WHAT YOU HAVE TO DO: Print the listing below a second time, exactly, and omit its images.

/---

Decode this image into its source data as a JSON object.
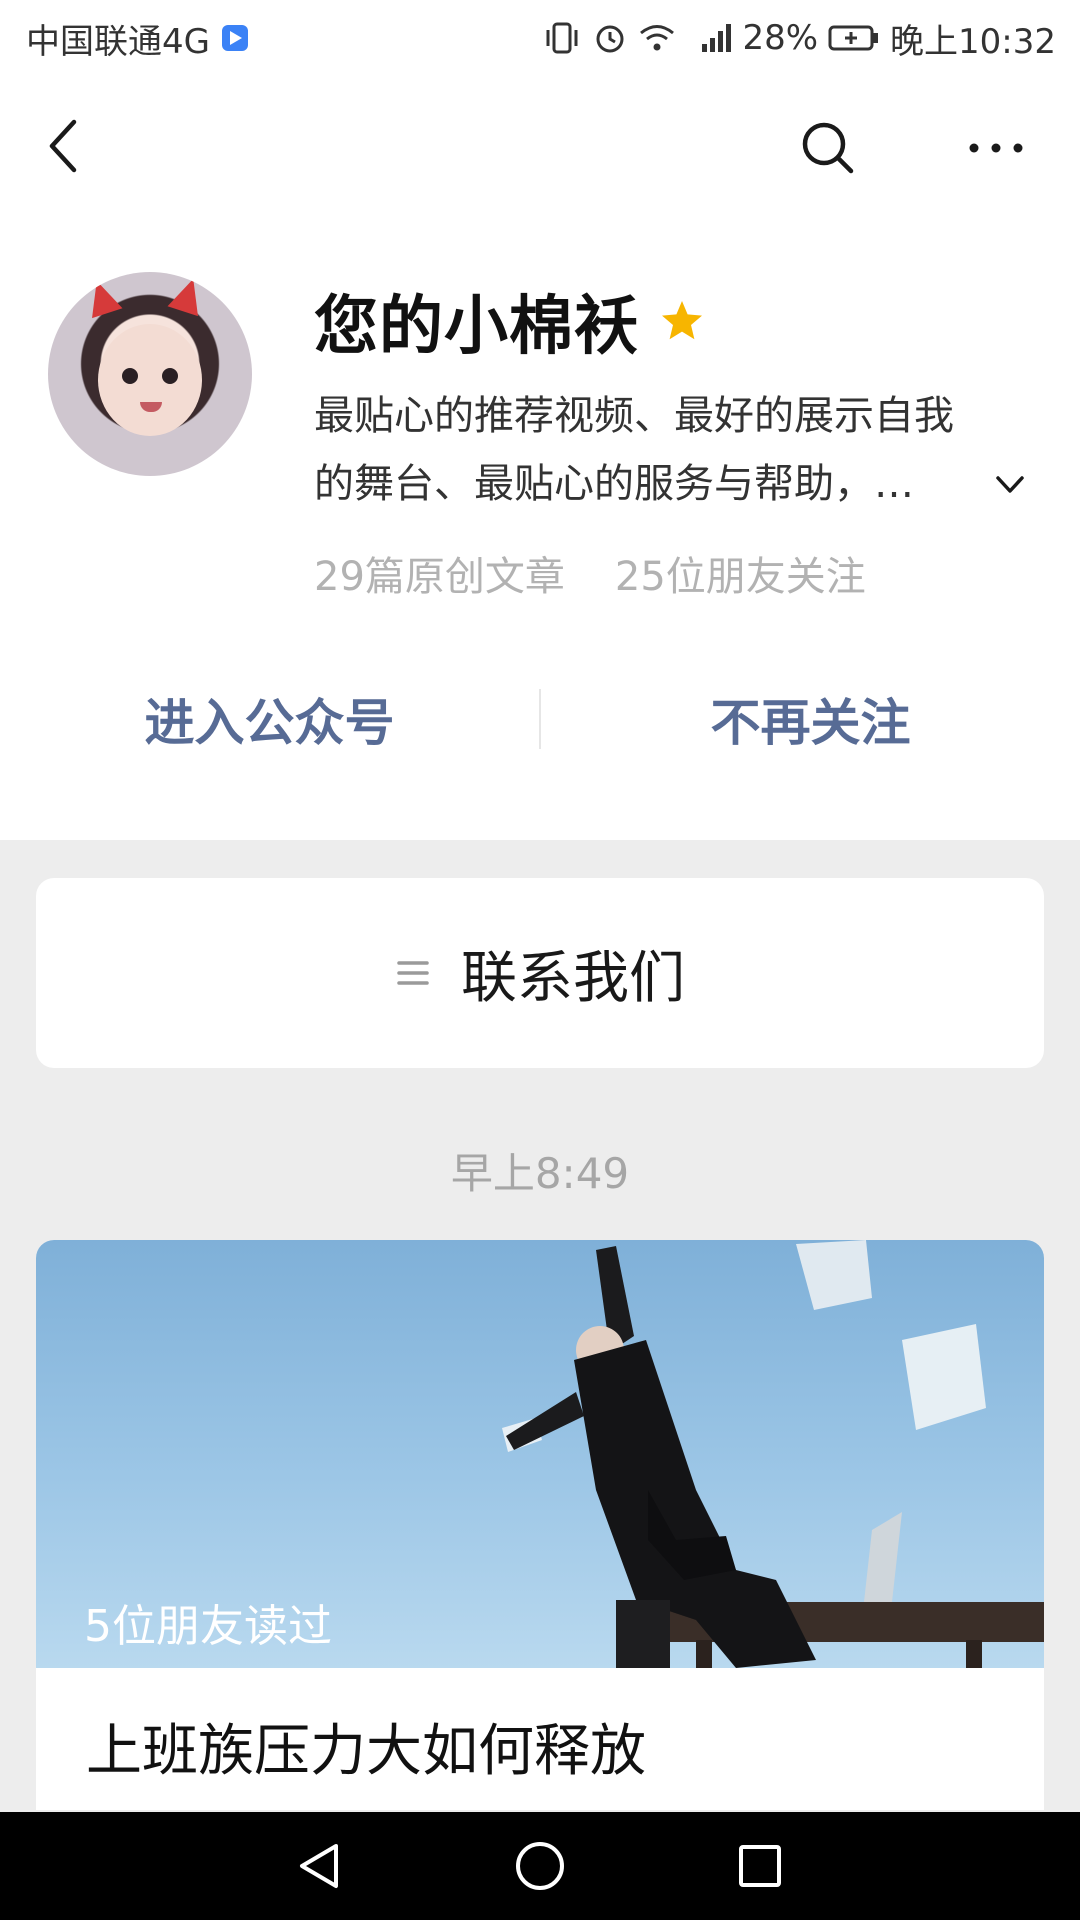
{
  "status_bar": {
    "carrier": "中国联通4G",
    "battery": "28%",
    "time": "晚上10:32",
    "icons": [
      "vibrate-icon",
      "alarm-icon",
      "wifi-icon",
      "signal-4g-icon",
      "battery-charging-icon"
    ]
  },
  "nav": {
    "icons": [
      "back-chevron-icon",
      "search-icon",
      "more-dots-icon"
    ]
  },
  "profile": {
    "name": "您的小棉袄",
    "verified_icon": "star-icon",
    "description_line1": "最贴心的推荐视频、最好的展示自我",
    "description_line2": "的舞台、最贴心的服务与帮助，…",
    "articles": "29篇原创文章",
    "followers": "25位朋友关注",
    "enter_button": "进入公众号",
    "unfollow_button": "不再关注"
  },
  "menu": {
    "label": "联系我们",
    "icon": "menu-lines-icon"
  },
  "feed": {
    "timestamp": "早上8:49",
    "article": {
      "read_by": "5位朋友读过",
      "title": "上班族压力大如何释放"
    }
  },
  "system_nav": {
    "icons": [
      "nav-back-triangle-icon",
      "nav-home-circle-icon",
      "nav-recents-square-icon"
    ]
  },
  "colors": {
    "link_blue": "#576b95",
    "background": "#ededed",
    "star": "#f7b500"
  }
}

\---

REPLY:
Decode this image into its source data as a JSON object.
{
  "status_bar": {
    "carrier": "中国联通4G",
    "battery": "28%",
    "time": "晚上10:32",
    "icons": [
      "vibrate-icon",
      "alarm-icon",
      "wifi-icon",
      "signal-4g-icon",
      "battery-charging-icon"
    ]
  },
  "nav": {
    "icons": [
      "back-chevron-icon",
      "search-icon",
      "more-dots-icon"
    ]
  },
  "profile": {
    "name": "您的小棉袄",
    "verified_icon": "star-icon",
    "description_line1": "最贴心的推荐视频、最好的展示自我",
    "description_line2": "的舞台、最贴心的服务与帮助，…",
    "articles": "29篇原创文章",
    "followers": "25位朋友关注",
    "enter_button": "进入公众号",
    "unfollow_button": "不再关注"
  },
  "menu": {
    "label": "联系我们",
    "icon": "menu-lines-icon"
  },
  "feed": {
    "timestamp": "早上8:49",
    "article": {
      "read_by": "5位朋友读过",
      "title": "上班族压力大如何释放"
    }
  },
  "system_nav": {
    "icons": [
      "nav-back-triangle-icon",
      "nav-home-circle-icon",
      "nav-recents-square-icon"
    ]
  },
  "colors": {
    "link_blue": "#576b95",
    "background": "#ededed",
    "star": "#f7b500"
  }
}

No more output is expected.